DP16116 THE STATE CAPACITY CEILING ON TAX RATES: EVIDENCE FROM RANDOMIZED TAX ABATEMENTS IN THE DRC
How can developing countries increase the tax revenue they collect? In collaboration with the Provincial Government of Kasaï-Central, we study a policy experiment in the D.R. Congo that randomly assigned 38,028 property owners to different property tax liabilities. We find that status quo tax rates are above the revenue-maximizing tax rate (RMTR). Reducing the property tax rate by approximately 34% would maximize government revenue, by increasing tax compliance. We then investigate how responses to tax rates interact with enforcement. We exploit two sources of variation in enforcement — randomized enforcement letters and random assignment of tax collectors — and show that the RMTR increases with enforcement. Replacing tax collectors in the bottom quartile of enforcement capacity by average collectors would raise the RMTR by 42%. Tax rates and enforcement are thus complementary levers.
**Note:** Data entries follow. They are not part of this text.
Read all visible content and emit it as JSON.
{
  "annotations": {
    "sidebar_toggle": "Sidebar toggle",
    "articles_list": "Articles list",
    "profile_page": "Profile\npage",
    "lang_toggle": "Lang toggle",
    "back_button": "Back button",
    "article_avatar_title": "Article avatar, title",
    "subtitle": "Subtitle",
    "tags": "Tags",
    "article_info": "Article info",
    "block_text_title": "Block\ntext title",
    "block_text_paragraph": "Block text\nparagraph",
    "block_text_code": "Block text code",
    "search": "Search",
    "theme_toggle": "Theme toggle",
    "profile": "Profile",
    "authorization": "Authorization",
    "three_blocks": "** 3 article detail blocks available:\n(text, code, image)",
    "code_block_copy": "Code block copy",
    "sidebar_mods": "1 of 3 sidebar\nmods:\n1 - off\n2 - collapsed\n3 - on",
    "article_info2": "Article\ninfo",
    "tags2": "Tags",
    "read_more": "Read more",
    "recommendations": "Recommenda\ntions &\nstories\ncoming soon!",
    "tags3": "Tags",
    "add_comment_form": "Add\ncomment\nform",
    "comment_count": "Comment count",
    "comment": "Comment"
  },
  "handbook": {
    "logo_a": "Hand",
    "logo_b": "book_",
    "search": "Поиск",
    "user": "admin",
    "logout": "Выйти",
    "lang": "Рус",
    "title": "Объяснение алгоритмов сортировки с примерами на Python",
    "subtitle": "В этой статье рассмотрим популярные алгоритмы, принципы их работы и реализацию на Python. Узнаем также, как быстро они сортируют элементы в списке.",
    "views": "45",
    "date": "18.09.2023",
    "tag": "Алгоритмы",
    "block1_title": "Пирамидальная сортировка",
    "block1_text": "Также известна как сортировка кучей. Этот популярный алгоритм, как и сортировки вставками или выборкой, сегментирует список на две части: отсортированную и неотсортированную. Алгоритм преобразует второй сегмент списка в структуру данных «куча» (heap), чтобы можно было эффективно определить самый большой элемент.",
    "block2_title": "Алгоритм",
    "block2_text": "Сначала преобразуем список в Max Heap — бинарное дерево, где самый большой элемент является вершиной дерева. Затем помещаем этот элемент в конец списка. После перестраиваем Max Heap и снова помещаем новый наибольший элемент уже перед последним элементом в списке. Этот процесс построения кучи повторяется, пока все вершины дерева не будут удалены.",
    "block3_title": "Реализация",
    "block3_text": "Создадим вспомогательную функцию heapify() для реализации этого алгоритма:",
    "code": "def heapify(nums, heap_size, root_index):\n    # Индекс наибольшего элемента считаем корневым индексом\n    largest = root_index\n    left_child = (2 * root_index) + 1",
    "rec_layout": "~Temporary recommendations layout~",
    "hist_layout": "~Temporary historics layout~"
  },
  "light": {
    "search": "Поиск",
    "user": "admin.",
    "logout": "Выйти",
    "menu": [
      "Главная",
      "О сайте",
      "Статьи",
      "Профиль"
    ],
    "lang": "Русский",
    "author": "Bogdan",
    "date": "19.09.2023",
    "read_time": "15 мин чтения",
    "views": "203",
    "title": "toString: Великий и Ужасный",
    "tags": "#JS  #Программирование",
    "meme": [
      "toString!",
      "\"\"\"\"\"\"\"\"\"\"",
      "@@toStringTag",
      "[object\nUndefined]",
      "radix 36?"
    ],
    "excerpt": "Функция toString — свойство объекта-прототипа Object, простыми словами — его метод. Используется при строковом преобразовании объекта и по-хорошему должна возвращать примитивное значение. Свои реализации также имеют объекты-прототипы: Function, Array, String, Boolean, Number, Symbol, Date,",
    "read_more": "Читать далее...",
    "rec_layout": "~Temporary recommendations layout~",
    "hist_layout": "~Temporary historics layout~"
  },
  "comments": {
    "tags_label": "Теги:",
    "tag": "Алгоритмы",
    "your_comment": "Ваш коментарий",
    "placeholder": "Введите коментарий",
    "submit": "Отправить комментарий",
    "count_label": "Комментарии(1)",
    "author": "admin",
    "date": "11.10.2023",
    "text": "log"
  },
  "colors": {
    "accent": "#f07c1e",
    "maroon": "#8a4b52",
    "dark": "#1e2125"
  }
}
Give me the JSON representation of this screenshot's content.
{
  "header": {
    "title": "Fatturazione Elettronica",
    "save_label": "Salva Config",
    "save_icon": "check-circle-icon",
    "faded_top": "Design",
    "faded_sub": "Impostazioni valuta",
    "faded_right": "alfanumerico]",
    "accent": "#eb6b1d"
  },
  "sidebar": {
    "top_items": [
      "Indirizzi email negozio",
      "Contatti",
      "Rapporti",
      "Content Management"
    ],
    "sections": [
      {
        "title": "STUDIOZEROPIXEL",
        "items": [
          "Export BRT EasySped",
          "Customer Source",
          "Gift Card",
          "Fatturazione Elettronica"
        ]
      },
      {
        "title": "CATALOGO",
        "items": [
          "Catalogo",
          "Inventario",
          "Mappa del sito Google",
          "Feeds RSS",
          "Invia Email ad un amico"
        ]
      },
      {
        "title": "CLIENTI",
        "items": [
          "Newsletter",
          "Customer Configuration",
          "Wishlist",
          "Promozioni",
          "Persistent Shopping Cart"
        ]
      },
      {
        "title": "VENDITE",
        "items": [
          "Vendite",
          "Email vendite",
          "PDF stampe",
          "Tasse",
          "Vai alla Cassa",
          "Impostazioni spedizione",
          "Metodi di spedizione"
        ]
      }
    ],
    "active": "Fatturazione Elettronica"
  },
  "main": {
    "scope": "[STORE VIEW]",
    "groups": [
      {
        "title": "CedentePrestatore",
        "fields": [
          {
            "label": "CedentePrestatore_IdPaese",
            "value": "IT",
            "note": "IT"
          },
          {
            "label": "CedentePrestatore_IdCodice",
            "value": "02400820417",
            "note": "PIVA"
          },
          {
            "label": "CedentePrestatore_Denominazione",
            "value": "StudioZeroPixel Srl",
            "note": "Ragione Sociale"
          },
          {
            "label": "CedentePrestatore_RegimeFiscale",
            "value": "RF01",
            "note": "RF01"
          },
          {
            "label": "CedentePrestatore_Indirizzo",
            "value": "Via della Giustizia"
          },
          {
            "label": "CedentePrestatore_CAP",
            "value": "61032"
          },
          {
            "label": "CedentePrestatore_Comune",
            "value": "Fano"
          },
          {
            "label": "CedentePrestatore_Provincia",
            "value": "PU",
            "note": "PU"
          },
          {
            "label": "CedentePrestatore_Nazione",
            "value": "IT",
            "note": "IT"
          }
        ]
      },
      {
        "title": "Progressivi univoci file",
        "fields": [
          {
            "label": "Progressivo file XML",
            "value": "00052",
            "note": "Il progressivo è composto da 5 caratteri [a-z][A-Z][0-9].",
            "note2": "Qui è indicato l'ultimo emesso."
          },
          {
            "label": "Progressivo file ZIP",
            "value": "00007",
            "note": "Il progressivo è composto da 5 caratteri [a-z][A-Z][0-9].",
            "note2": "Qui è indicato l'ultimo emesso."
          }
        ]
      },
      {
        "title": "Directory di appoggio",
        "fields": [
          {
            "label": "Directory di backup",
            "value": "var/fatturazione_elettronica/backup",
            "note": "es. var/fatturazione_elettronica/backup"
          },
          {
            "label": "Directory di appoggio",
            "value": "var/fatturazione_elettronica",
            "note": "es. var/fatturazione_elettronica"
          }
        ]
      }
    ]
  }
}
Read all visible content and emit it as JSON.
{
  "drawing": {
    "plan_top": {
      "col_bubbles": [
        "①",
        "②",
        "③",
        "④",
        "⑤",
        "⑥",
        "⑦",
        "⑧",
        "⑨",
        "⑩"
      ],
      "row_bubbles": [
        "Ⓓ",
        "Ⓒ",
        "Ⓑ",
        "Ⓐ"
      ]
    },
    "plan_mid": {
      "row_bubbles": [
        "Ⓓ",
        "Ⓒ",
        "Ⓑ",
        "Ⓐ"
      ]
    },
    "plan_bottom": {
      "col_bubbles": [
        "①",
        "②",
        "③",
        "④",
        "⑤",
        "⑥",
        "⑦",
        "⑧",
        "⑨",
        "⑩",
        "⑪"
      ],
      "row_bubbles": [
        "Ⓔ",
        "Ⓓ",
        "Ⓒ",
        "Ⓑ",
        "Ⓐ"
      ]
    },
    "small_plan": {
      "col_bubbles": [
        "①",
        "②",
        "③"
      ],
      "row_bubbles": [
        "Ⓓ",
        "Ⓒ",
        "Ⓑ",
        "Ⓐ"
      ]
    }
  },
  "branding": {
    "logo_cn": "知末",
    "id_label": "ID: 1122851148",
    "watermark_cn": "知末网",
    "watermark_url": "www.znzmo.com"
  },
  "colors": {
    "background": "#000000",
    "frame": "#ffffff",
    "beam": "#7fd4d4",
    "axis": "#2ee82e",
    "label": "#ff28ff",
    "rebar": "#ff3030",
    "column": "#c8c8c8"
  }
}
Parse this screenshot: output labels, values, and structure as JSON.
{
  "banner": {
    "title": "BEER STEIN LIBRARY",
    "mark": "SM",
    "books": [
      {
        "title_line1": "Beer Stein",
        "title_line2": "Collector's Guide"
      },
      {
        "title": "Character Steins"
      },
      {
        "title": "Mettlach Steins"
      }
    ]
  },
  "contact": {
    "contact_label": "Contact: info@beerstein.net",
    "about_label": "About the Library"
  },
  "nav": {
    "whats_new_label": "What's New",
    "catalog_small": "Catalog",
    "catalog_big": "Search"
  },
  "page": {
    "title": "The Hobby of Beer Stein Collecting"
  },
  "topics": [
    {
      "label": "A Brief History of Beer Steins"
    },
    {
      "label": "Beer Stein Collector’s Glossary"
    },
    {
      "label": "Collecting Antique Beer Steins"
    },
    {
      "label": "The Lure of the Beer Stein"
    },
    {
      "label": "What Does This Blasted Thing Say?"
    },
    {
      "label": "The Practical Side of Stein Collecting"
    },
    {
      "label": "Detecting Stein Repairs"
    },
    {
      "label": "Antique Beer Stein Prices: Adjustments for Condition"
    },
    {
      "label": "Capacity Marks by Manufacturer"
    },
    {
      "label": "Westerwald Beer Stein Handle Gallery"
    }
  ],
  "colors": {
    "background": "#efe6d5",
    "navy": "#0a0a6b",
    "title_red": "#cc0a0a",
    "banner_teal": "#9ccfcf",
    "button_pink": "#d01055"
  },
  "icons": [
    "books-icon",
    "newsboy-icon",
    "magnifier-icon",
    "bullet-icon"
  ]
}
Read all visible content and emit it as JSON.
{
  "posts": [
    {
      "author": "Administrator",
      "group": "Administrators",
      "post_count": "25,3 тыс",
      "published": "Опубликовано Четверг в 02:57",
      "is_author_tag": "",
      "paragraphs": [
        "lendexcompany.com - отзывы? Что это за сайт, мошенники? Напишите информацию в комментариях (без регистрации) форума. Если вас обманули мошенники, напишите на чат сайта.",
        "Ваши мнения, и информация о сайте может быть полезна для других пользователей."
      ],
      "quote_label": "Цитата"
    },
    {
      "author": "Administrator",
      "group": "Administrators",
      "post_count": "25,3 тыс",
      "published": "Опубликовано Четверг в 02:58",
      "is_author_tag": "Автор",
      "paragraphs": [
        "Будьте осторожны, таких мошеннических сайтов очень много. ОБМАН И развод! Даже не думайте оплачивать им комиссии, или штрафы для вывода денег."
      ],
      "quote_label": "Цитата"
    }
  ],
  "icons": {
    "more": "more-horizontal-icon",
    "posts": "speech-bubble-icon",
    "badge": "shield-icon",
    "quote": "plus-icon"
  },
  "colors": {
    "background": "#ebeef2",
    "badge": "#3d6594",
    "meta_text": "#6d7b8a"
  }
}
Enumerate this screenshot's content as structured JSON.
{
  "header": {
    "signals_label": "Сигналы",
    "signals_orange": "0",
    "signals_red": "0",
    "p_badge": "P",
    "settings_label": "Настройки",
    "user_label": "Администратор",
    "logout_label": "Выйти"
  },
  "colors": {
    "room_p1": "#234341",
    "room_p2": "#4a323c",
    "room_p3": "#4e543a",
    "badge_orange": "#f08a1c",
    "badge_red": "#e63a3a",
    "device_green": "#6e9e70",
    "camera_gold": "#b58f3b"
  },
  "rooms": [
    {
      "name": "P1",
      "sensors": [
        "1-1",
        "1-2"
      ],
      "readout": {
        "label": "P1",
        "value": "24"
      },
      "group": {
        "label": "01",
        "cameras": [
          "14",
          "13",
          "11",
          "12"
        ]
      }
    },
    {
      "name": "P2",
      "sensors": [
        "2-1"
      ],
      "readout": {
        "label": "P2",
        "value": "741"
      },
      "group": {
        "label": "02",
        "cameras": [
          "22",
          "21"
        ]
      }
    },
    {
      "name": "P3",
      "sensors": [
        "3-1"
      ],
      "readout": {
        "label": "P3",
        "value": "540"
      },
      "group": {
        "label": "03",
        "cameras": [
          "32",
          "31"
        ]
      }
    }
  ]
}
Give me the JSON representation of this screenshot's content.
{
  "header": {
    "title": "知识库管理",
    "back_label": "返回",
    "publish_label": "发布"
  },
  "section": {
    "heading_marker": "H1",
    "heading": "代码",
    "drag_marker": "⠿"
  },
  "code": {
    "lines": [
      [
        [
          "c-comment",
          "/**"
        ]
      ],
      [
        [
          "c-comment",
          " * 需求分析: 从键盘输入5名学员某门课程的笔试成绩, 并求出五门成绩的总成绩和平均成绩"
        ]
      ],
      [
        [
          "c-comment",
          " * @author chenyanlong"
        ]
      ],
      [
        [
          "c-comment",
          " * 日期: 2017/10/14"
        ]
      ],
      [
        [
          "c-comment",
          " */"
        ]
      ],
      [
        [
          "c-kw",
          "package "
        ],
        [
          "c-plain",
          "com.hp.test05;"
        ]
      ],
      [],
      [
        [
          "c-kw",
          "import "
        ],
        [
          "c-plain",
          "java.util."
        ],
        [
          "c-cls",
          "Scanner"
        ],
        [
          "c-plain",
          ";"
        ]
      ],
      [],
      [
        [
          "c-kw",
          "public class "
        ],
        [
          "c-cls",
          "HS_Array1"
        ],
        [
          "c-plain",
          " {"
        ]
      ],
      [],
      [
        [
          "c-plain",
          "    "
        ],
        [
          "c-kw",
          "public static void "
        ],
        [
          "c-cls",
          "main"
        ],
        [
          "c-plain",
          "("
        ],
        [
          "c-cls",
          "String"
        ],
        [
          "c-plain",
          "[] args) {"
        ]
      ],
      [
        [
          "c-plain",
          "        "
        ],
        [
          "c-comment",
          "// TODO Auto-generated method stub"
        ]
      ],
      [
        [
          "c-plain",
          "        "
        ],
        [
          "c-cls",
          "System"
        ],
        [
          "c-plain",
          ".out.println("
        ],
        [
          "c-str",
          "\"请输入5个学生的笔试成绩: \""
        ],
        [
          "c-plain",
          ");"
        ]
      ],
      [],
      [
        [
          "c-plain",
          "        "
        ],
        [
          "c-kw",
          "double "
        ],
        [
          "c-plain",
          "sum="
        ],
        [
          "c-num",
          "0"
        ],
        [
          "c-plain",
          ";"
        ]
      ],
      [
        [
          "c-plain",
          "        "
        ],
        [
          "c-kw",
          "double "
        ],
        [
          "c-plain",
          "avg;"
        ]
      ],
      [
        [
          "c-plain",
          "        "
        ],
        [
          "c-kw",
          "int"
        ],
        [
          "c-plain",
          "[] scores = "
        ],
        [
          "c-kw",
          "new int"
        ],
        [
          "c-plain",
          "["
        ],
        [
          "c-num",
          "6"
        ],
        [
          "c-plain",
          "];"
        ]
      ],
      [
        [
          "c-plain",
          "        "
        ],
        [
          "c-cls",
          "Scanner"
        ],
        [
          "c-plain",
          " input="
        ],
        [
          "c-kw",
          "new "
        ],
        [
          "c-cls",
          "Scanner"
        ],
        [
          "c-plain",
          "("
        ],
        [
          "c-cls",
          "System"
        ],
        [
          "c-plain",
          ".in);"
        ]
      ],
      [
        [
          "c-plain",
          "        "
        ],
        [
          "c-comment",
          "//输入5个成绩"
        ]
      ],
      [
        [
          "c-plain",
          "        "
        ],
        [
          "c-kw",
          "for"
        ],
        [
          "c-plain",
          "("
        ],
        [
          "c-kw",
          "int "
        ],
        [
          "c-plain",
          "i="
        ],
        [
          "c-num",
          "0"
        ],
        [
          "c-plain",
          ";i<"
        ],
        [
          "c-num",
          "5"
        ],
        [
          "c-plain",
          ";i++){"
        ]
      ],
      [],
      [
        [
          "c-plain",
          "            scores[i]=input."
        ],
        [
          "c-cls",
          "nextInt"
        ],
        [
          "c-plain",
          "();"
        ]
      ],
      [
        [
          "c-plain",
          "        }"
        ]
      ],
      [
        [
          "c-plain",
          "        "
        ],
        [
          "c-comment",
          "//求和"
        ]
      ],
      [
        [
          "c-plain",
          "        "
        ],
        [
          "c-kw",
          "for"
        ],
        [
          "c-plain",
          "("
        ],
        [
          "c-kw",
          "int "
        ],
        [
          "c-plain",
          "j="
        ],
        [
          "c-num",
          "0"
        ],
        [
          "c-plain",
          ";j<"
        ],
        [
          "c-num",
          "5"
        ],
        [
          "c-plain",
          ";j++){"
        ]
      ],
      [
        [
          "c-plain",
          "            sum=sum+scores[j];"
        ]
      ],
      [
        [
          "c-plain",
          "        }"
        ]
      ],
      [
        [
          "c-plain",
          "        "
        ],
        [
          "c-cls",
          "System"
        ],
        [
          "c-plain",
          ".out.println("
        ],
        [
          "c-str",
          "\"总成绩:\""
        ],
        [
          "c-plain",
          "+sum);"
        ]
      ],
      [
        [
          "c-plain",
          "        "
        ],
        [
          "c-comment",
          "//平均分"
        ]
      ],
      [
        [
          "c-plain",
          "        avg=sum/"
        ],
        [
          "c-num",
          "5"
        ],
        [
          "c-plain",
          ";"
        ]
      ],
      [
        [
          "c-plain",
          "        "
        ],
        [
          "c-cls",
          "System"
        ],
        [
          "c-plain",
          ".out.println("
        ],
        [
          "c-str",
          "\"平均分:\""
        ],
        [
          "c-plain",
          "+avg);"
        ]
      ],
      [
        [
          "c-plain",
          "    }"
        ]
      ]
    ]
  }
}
While a naive government that sequentially implements the RMTR and increases enforcement would raise revenue by 61%, a sophisticated government that prospectively implements the post-enforcement RMTR would instead raise revenue by 77%. These findings provide experimental evidence that low government enforcement capacity sets a binding ceiling on the revenue-maximizing tax rate in some developing countries, and thereby demonstrates the value of increasing tax rates in tandem with tax enforcement to expand fiscal capacity.